Poker is a card game, played by many different people from around the world. It can be played with any number of players, from two to 14 in most variants. The basic aim is to have the best hand and win the “pot” – the sum of all bets made by all the players in a given deal.
The rules and strategy of poker vary from variant to variant, but most games have a set of guidelines that apply to all. Typically, the dealer deals cards to each player one at a time, starting with the player to the left of the button (usually designated by a symbol).
To start a poker game, each player “buys in” to the pot by placing a certain number of chips in the pot; this is called an ante. The ante is usually a small amount, like $1 or $5, and it is decided by the table before the first round of betting begins.
After the ante is placed, the dealer shuffles the deck and deals the cards to each player in turn. These cards are kept secret from the other players, and each player must decide whether to bet or fold.
Whenever a betting round begins, each player may choose to fold (not play the round), check (match the bet), or raise (add more money to the betting pool). The law of averages dictates that most hands are losers in the majority of poker games, so it is always advisable to fold when you don’t have a strong hand.
A great way to improve your poker playing is to learn to read your opponents and how they play. There are several ways to do this, including watching their facial expressions and body language, listening to how they react to certain situations and noticing the timing of their decision-making.
Understanding ranges is an essential skill for any poker player to develop and is something that is especially important if you want to become an advanced player. Ranges are a selection of potential hands that an opponent could have and they are usually based on several factors, such as the time he takes to make his decisions or how big he is sizing his bets.
This is one of the most difficult things to master but it is essential for your poker development and can help you to make a lot more money over the long term. Once you understand the ranges that an opponent can have, you will be able to know what you need to do in order to improve your hand and make more money at the table.
Once you have mastered these tips, you will be a much more skilled and successful poker player. So take your time, practice and keep developing these skills as you go!
1. Know the rules, positions and poker hands ranking.

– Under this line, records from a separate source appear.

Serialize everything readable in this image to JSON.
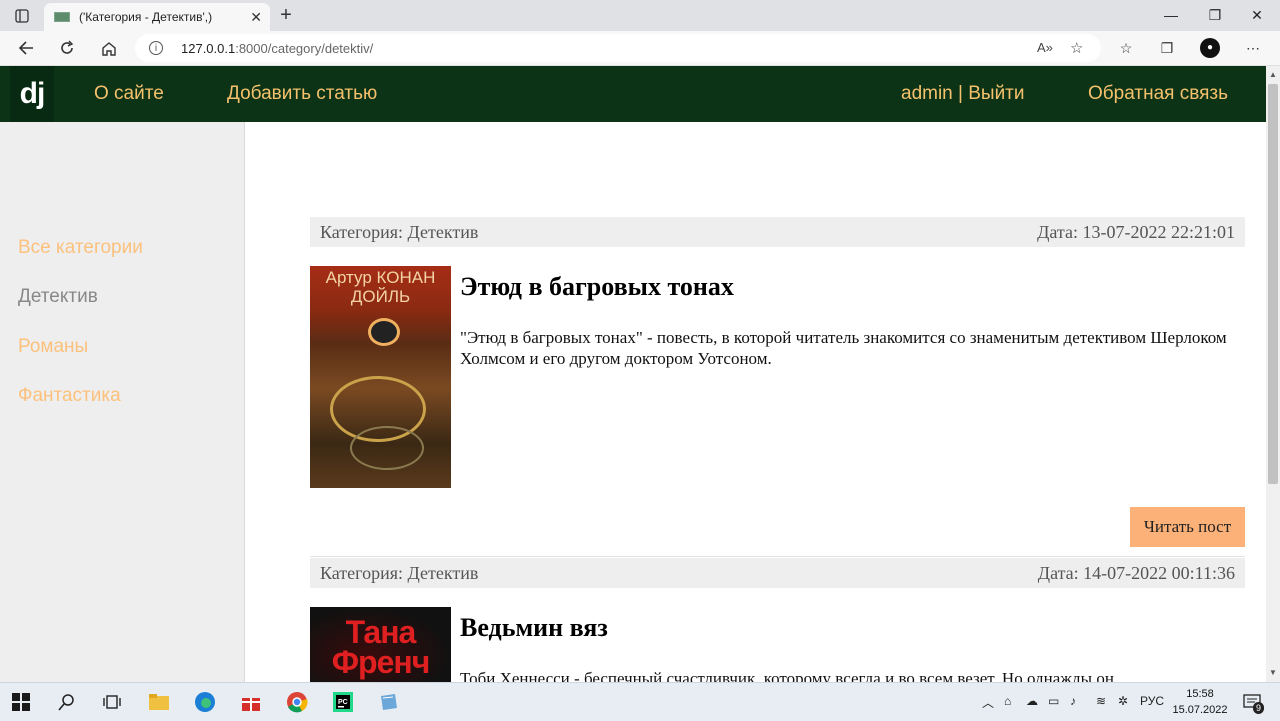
{
  "browser": {
    "tab_title": "('Категория - Детектив',)",
    "url_host": "127.0.0.1",
    "url_path": ":8000/category/detektiv/",
    "window_controls": [
      "—",
      "❐",
      "✕"
    ]
  },
  "site": {
    "logo": "dj",
    "nav": {
      "about": "О сайте",
      "add_article": "Добавить статью",
      "user": "admin | Выйти",
      "feedback": "Обратная связь"
    },
    "sidebar": {
      "all_categories": "Все категории",
      "categories": [
        "Детектив",
        "Романы",
        "Фантастика"
      ],
      "active_category": "Детектив"
    },
    "posts": [
      {
        "category": "Категория: Детектив",
        "date": "Дата: 13-07-2022 22:21:01",
        "title": "Этюд в багровых тонах",
        "excerpt": "\"Этюд в багровых тонах\" - повесть, в которой читатель знакомится со знаменитым детективом Шерлоком Холмсом и его другом доктором Уотсоном.",
        "cover_author": "Артур КОНАН ДОЙЛЬ",
        "read_label": "Читать пост"
      },
      {
        "category": "Категория: Детектив",
        "date": "Дата: 14-07-2022 00:11:36",
        "title": "Ведьмин вяз",
        "excerpt": "Тоби Хеннесси - беспечный счастливчик, которому всегда и во всем везет. Но однажды он",
        "cover_author": "Тана Френч"
      }
    ]
  },
  "taskbar": {
    "language": "РУС",
    "time": "15:58",
    "date": "15.07.2022",
    "notifications": "9"
  },
  "colors": {
    "header_bg": "#0c3316",
    "nav_link": "#f5c16c",
    "sidebar_link": "#fcc17c",
    "read_button": "#fbb178"
  }
}
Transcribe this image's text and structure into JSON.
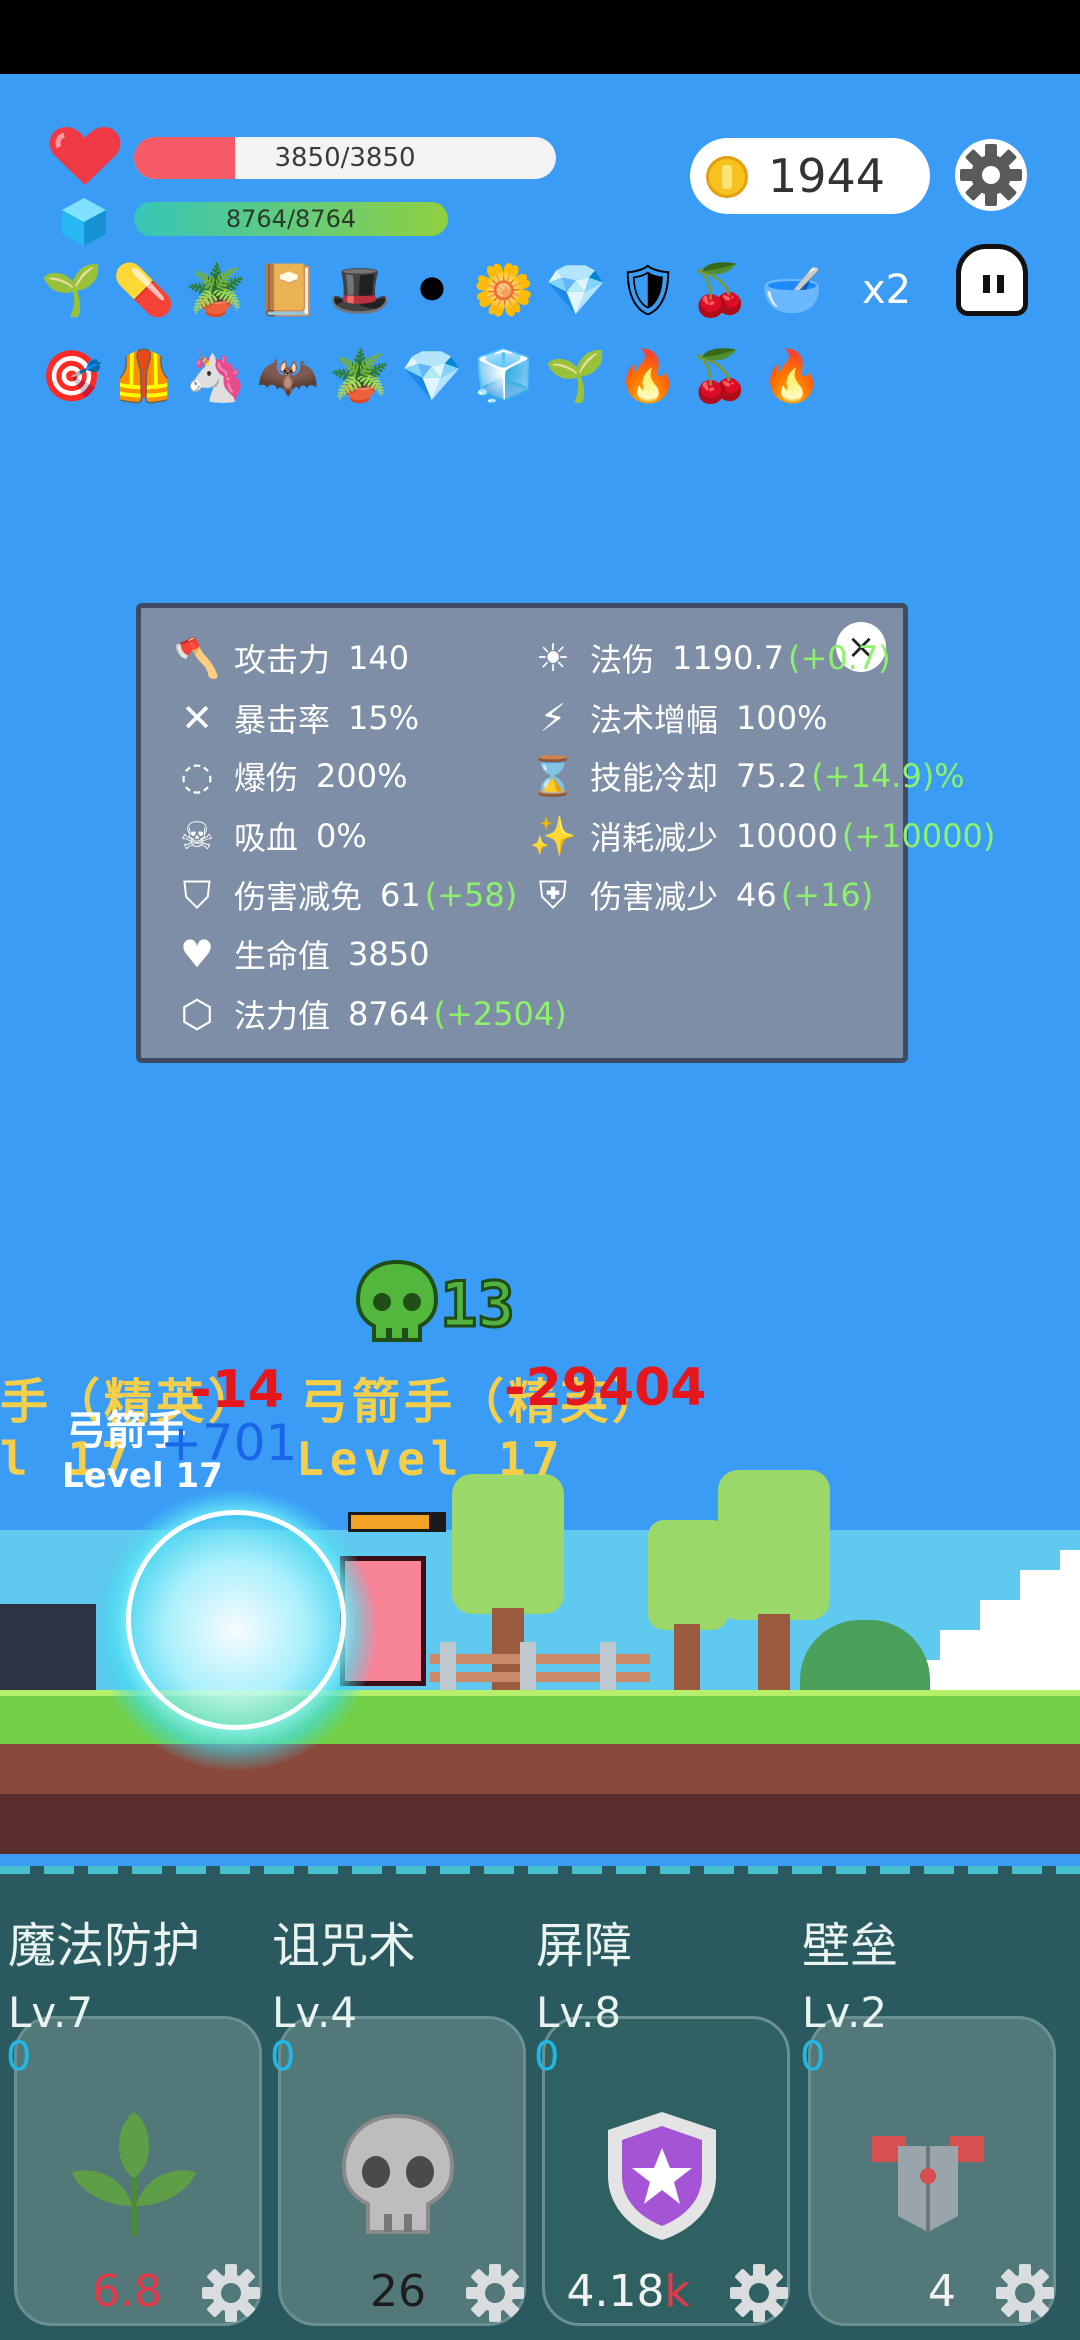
{
  "hud": {
    "hp_text": "3850/3850",
    "hp_fraction": 0.24,
    "mp_text": "8764/8764",
    "mp_fraction": 1.0,
    "coins": "1944",
    "multiplier": "x2",
    "row1_items": [
      "sapling-icon",
      "pill-icon",
      "potted-plant-icon",
      "spellbook-icon",
      "wizard-hat-icon",
      "cauldron-icon",
      "daisy-icon",
      "diamond-icon",
      "shield-icon",
      "cherries-icon",
      "mortar-icon"
    ],
    "row2_items": [
      "target-ring-icon",
      "armor-icon",
      "unicorn-icon",
      "bat-icon",
      "potted-plant-icon",
      "diamond-icon",
      "ice-cubes-icon",
      "sapling-icon",
      "flame-rock-icon",
      "cherries-icon",
      "fire-icon"
    ]
  },
  "stats": {
    "left": [
      {
        "icon": "axe-icon",
        "label": "攻击力",
        "value": "140",
        "bonus": ""
      },
      {
        "icon": "crossed-swords-icon",
        "label": "暴击率",
        "value": "15%",
        "bonus": ""
      },
      {
        "icon": "burst-circle-icon",
        "label": "爆伤",
        "value": "200%",
        "bonus": ""
      },
      {
        "icon": "demon-skull-icon",
        "label": "吸血",
        "value": "0%",
        "bonus": ""
      },
      {
        "icon": "shield-outline-icon",
        "label": "伤害减免",
        "value": "61",
        "bonus": "(+58)"
      },
      {
        "icon": "heart-icon",
        "label": "生命值",
        "value": "3850",
        "bonus": ""
      },
      {
        "icon": "hexagon-gem-icon",
        "label": "法力值",
        "value": "8764",
        "bonus": "(+2504)"
      }
    ],
    "right": [
      {
        "icon": "sun-icon",
        "label": "法伤",
        "value": "1190.7",
        "bonus": "(+0.7)"
      },
      {
        "icon": "lightning-icon",
        "label": "法术增幅",
        "value": "100%",
        "bonus": ""
      },
      {
        "icon": "hourglass-icon",
        "label": "技能冷却",
        "value": "75.2",
        "bonus": "(+14.9)%"
      },
      {
        "icon": "magic-wand-icon",
        "label": "消耗减少",
        "value": "10000",
        "bonus": "(+10000)"
      },
      {
        "icon": "shield-heart-icon",
        "label": "伤害减少",
        "value": "46",
        "bonus": "(+16)"
      }
    ],
    "close": "×"
  },
  "combat": {
    "skull_count": "13",
    "enemy_name_left": "手（精英）",
    "enemy_name_right": "弓箭手（精英）",
    "enemy_level_left": "l 17",
    "enemy_level_right": "Level 17",
    "dmg_red_1": "-14",
    "dmg_red_2": "-29404",
    "dmg_blue": "+701",
    "player_name": "弓箭手",
    "player_level": "Level 17",
    "enemy_hp_fraction": 0.85
  },
  "skills": [
    {
      "name": "魔法防护",
      "level": "Lv.7",
      "count": "0",
      "cost": "6.8",
      "cost_unit": "",
      "icon": "leaf-icon"
    },
    {
      "name": "诅咒术",
      "level": "Lv.4",
      "count": "0",
      "cost": "26",
      "cost_unit": "",
      "icon": "skull-icon"
    },
    {
      "name": "屏障",
      "level": "Lv.8",
      "count": "0",
      "cost": "4.18",
      "cost_unit": "k",
      "icon": "star-shield-icon"
    },
    {
      "name": "壁垒",
      "level": "Lv.2",
      "count": "0",
      "cost": "4",
      "cost_unit": "",
      "icon": "chest-armor-icon"
    }
  ]
}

When you first begin playing poker, it is vital to understand the rules, the different positions and how the poker hands rank before you even think about trying to play. Without a thorough understanding of these principles, you will be at a huge disadvantage and will likely lose every time you play.